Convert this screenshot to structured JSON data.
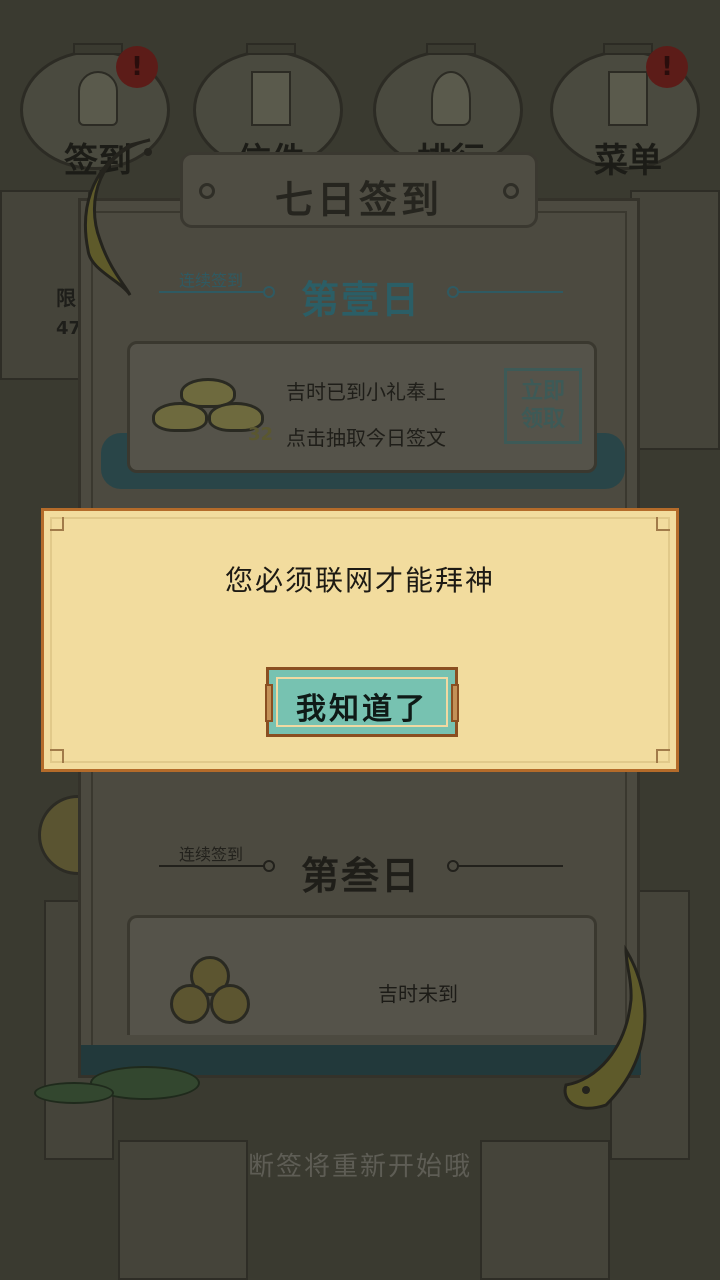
{
  "top_nav": [
    {
      "label": "签到",
      "alert": "!"
    },
    {
      "label": "信件",
      "alert": ""
    },
    {
      "label": "排行",
      "alert": ""
    },
    {
      "label": "菜单",
      "alert": "!"
    }
  ],
  "side": {
    "text1": "限",
    "text2": "47"
  },
  "panel": {
    "title": "七日签到",
    "day1": {
      "sub": "连续签到",
      "title": "第壹日",
      "line1": "吉时已到小礼奉上",
      "line2": "点击抽取今日签文",
      "count": "32",
      "stamp": "立即领取"
    },
    "day3": {
      "sub": "连续签到",
      "title": "第叁日",
      "status": "吉时未到"
    }
  },
  "footer_text": "断签将重新开始哦",
  "dialog": {
    "message": "您必须联网才能拜神",
    "ok_label": "我知道了"
  },
  "colors": {
    "dialog_bg": "#f2dc9e",
    "dialog_border": "#b46b2a",
    "button_bg": "#77c2b1",
    "day1_accent": "#2f6f78"
  }
}
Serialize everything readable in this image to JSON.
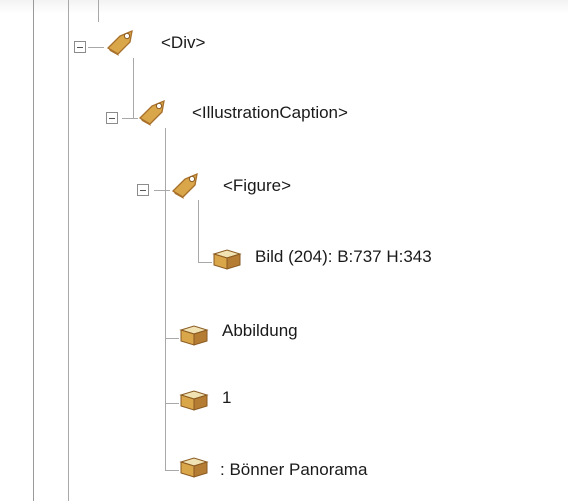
{
  "tree": {
    "nodes": [
      {
        "id": "div",
        "label": "<Div>",
        "kind": "tag",
        "expanded": true
      },
      {
        "id": "caption",
        "label": "<IllustrationCaption>",
        "kind": "tag",
        "expanded": true
      },
      {
        "id": "figure",
        "label": "<Figure>",
        "kind": "tag",
        "expanded": true
      },
      {
        "id": "bild",
        "label": "Bild (204): B:737 H:343",
        "kind": "content"
      },
      {
        "id": "abbildung",
        "label": "Abbildung",
        "kind": "content"
      },
      {
        "id": "one",
        "label": "1",
        "kind": "content"
      },
      {
        "id": "panorama",
        "label": ": Bönner Panorama",
        "kind": "content"
      }
    ]
  },
  "icons": {
    "tag": "tag-icon",
    "content": "content-box-icon",
    "toggle": "collapse-toggle-icon"
  },
  "colors": {
    "tag_fill": "#d9a64a",
    "tag_dark": "#a8702a",
    "box_fill": "#c9933e",
    "box_light": "#f1e2b3",
    "lines": "#a8a8a8"
  }
}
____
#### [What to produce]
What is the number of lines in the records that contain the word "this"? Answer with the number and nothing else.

#### [Solution below]
2